WHAT YOU WILL DO:
Every entry that follows should be reproduced exactly.

==*==

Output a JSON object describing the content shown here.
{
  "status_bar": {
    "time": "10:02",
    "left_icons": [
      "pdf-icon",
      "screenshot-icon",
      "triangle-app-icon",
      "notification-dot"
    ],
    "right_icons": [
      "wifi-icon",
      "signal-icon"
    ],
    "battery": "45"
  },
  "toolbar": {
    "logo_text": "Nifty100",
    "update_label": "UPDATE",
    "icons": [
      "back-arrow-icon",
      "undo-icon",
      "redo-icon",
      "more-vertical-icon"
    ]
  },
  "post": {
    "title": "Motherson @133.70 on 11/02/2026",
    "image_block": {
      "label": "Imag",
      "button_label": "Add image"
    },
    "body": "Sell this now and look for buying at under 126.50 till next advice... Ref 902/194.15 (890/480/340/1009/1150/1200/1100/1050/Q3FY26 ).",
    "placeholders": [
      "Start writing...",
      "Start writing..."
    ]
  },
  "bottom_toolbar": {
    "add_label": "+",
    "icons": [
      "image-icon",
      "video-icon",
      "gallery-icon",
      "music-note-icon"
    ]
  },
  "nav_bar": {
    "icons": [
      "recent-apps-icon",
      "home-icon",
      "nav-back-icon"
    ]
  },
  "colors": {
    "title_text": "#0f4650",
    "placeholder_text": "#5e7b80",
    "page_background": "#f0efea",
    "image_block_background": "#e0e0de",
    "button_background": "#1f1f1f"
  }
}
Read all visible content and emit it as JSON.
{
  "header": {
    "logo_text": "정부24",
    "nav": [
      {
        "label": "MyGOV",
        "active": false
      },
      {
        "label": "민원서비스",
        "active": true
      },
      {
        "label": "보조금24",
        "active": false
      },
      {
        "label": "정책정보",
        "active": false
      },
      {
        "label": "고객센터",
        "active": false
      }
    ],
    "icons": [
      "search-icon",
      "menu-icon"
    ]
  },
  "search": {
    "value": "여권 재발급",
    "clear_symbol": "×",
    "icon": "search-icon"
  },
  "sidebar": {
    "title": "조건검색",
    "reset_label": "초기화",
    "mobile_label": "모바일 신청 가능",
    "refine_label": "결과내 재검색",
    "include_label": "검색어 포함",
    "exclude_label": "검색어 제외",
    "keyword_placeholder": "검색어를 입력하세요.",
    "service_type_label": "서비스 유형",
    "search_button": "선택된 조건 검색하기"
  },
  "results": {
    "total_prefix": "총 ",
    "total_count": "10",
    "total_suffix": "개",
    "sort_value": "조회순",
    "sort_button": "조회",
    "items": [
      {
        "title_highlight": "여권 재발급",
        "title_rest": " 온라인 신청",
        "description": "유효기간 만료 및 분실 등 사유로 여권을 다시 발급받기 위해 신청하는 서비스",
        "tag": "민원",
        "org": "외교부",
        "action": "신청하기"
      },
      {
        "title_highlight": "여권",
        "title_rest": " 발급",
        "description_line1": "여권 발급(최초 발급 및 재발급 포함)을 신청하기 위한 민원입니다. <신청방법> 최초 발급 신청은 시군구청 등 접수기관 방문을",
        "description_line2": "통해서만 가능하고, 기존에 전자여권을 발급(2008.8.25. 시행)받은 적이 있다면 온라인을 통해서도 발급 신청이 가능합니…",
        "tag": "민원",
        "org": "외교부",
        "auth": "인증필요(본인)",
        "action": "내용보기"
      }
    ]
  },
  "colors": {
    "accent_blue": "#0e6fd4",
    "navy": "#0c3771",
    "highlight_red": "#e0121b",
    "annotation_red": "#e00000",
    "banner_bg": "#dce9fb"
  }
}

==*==

EXERCISE RESULT:
Output a JSON object describing the content shown here.
{
  "status_bar": {
    "time": "10:02",
    "left_icons": [
      "pdf-icon",
      "screenshot-icon",
      "triangle-app-icon",
      "notification-dot"
    ],
    "right_icons": [
      "wifi-icon",
      "signal-icon"
    ],
    "battery": "45"
  },
  "toolbar": {
    "logo_text": "Nifty100",
    "update_label": "UPDATE",
    "icons": [
      "back-arrow-icon",
      "undo-icon",
      "redo-icon",
      "more-vertical-icon"
    ]
  },
  "post": {
    "title": "Motherson @133.70 on 11/02/2026",
    "image_block": {
      "label": "Imag",
      "button_label": "Add image"
    },
    "body": "Sell this now and look for buying at under 126.50 till next advice... Ref 902/194.15 (890/480/340/1009/1150/1200/1100/1050/Q3FY26 ).",
    "placeholders": [
      "Start writing...",
      "Start writing..."
    ]
  },
  "bottom_toolbar": {
    "add_label": "+",
    "icons": [
      "image-icon",
      "video-icon",
      "gallery-icon",
      "music-note-icon"
    ]
  },
  "nav_bar": {
    "icons": [
      "recent-apps-icon",
      "home-icon",
      "nav-back-icon"
    ]
  },
  "colors": {
    "title_text": "#0f4650",
    "placeholder_text": "#5e7b80",
    "page_background": "#f0efea",
    "image_block_background": "#e0e0de",
    "button_background": "#1f1f1f"
  }
}
Read all visible content and emit it as JSON.
{
  "header": {
    "logo_text": "정부24",
    "nav": [
      {
        "label": "MyGOV",
        "active": false
      },
      {
        "label": "민원서비스",
        "active": true
      },
      {
        "label": "보조금24",
        "active": false
      },
      {
        "label": "정책정보",
        "active": false
      },
      {
        "label": "고객센터",
        "active": false
      }
    ],
    "icons": [
      "search-icon",
      "menu-icon"
    ]
  },
  "search": {
    "value": "여권 재발급",
    "clear_symbol": "×",
    "icon": "search-icon"
  },
  "sidebar": {
    "title": "조건검색",
    "reset_label": "초기화",
    "mobile_label": "모바일 신청 가능",
    "refine_label": "결과내 재검색",
    "include_label": "검색어 포함",
    "exclude_label": "검색어 제외",
    "keyword_placeholder": "검색어를 입력하세요.",
    "service_type_label": "서비스 유형",
    "search_button": "선택된 조건 검색하기"
  },
  "results": {
    "total_prefix": "총 ",
    "total_count": "10",
    "total_suffix": "개",
    "sort_value": "조회순",
    "sort_button": "조회",
    "items": [
      {
        "title_highlight": "여권 재발급",
        "title_rest": " 온라인 신청",
        "description": "유효기간 만료 및 분실 등 사유로 여권을 다시 발급받기 위해 신청하는 서비스",
        "tag": "민원",
        "org": "외교부",
        "action": "신청하기"
      },
      {
        "title_highlight": "여권",
        "title_rest": " 발급",
        "description_line1": "여권 발급(최초 발급 및 재발급 포함)을 신청하기 위한 민원입니다. <신청방법> 최초 발급 신청은 시군구청 등 접수기관 방문을",
        "description_line2": "통해서만 가능하고, 기존에 전자여권을 발급(2008.8.25. 시행)받은 적이 있다면 온라인을 통해서도 발급 신청이 가능합니…",
        "tag": "민원",
        "org": "외교부",
        "auth": "인증필요(본인)",
        "action": "내용보기"
      }
    ]
  },
  "colors": {
    "accent_blue": "#0e6fd4",
    "navy": "#0c3771",
    "highlight_red": "#e0121b",
    "annotation_red": "#e00000",
    "banner_bg": "#dce9fb"
  }
}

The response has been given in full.